Exercise requirements: Your answer is a copy of every line in the records where "JSON" appears.

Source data
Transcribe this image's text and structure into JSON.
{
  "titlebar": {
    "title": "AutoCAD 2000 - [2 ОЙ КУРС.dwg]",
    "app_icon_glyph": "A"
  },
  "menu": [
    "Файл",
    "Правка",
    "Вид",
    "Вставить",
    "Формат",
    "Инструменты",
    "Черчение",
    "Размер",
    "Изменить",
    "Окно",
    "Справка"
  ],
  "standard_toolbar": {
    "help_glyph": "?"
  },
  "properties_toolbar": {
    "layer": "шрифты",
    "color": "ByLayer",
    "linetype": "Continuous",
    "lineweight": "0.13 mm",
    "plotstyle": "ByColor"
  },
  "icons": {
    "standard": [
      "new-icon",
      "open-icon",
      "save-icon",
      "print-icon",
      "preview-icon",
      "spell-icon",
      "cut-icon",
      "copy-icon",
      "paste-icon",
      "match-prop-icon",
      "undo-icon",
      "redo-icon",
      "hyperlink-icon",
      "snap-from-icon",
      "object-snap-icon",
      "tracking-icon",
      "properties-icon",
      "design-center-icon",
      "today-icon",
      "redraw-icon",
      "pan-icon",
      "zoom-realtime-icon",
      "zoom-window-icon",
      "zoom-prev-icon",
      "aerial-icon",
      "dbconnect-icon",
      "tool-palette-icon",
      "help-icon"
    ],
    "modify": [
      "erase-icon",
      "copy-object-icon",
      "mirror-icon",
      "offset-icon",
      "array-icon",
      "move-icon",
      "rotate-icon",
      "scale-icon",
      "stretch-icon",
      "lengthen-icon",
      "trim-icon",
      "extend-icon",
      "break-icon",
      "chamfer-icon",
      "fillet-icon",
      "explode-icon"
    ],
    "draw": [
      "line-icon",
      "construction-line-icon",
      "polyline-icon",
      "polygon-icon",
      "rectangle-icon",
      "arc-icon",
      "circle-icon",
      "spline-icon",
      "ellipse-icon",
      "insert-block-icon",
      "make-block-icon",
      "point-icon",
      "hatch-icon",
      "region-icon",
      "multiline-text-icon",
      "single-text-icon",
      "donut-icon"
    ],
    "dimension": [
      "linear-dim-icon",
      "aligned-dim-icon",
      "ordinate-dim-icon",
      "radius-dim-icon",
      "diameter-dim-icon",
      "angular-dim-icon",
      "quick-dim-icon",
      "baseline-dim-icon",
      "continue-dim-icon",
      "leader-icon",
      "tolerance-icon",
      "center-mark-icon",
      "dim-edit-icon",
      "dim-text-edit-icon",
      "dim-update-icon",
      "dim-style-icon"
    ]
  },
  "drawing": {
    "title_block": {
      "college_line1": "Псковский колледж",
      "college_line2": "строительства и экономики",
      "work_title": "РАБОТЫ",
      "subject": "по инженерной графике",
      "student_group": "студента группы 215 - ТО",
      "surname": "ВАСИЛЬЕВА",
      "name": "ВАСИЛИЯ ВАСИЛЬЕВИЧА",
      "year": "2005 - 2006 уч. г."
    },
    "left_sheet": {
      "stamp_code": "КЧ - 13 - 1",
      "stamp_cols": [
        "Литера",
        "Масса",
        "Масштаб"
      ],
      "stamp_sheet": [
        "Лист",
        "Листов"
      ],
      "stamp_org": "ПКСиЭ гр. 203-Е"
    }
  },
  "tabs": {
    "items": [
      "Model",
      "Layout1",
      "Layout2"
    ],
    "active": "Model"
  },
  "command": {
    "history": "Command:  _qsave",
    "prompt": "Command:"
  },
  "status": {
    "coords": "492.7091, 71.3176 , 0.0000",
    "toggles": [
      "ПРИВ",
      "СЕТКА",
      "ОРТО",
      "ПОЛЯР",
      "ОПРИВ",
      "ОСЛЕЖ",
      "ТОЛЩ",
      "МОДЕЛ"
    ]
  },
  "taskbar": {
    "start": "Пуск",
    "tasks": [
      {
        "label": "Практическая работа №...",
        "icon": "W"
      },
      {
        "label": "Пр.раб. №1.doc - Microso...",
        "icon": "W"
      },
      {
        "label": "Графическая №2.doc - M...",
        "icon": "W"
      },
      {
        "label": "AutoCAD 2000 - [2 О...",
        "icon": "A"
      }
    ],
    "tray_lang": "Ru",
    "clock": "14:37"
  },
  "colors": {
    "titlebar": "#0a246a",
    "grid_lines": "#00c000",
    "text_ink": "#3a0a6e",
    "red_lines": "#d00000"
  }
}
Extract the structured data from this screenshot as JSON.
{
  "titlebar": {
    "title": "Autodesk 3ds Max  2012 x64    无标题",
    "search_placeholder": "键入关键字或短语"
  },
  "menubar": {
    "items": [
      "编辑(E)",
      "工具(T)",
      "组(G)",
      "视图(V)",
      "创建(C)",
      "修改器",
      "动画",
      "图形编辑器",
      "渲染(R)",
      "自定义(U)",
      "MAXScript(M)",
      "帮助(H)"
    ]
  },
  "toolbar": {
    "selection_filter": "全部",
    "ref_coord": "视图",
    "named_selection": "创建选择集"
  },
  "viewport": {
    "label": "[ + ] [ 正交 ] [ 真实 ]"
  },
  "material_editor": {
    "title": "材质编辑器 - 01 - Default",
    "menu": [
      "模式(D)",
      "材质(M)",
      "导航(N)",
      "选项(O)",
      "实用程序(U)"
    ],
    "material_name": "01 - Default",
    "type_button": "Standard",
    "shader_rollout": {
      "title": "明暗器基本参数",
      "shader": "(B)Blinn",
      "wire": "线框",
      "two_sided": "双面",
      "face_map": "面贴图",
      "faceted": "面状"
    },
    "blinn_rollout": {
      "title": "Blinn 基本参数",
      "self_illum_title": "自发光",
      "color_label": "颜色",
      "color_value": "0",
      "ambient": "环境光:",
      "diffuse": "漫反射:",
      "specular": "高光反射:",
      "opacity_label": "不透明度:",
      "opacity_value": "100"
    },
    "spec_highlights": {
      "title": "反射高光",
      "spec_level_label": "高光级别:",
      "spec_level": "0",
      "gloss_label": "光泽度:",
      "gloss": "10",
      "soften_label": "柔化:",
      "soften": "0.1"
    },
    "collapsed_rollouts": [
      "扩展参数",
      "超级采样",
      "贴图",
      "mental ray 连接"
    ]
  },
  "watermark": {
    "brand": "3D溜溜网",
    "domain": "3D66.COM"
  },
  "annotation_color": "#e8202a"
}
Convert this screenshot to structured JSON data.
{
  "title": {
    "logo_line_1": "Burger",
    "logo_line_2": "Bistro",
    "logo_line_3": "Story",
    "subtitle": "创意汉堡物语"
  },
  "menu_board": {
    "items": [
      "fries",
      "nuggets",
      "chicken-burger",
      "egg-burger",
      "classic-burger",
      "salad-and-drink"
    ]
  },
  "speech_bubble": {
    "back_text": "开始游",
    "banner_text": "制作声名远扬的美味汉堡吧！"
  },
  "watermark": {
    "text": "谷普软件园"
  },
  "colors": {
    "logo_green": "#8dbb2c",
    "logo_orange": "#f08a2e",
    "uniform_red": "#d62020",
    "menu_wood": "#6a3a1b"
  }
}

Solution to this exercise:
Transcribe this image's text and structure into JSON.
Extract the structured data from this screenshot as JSON.
Convert this screenshot to structured JSON data.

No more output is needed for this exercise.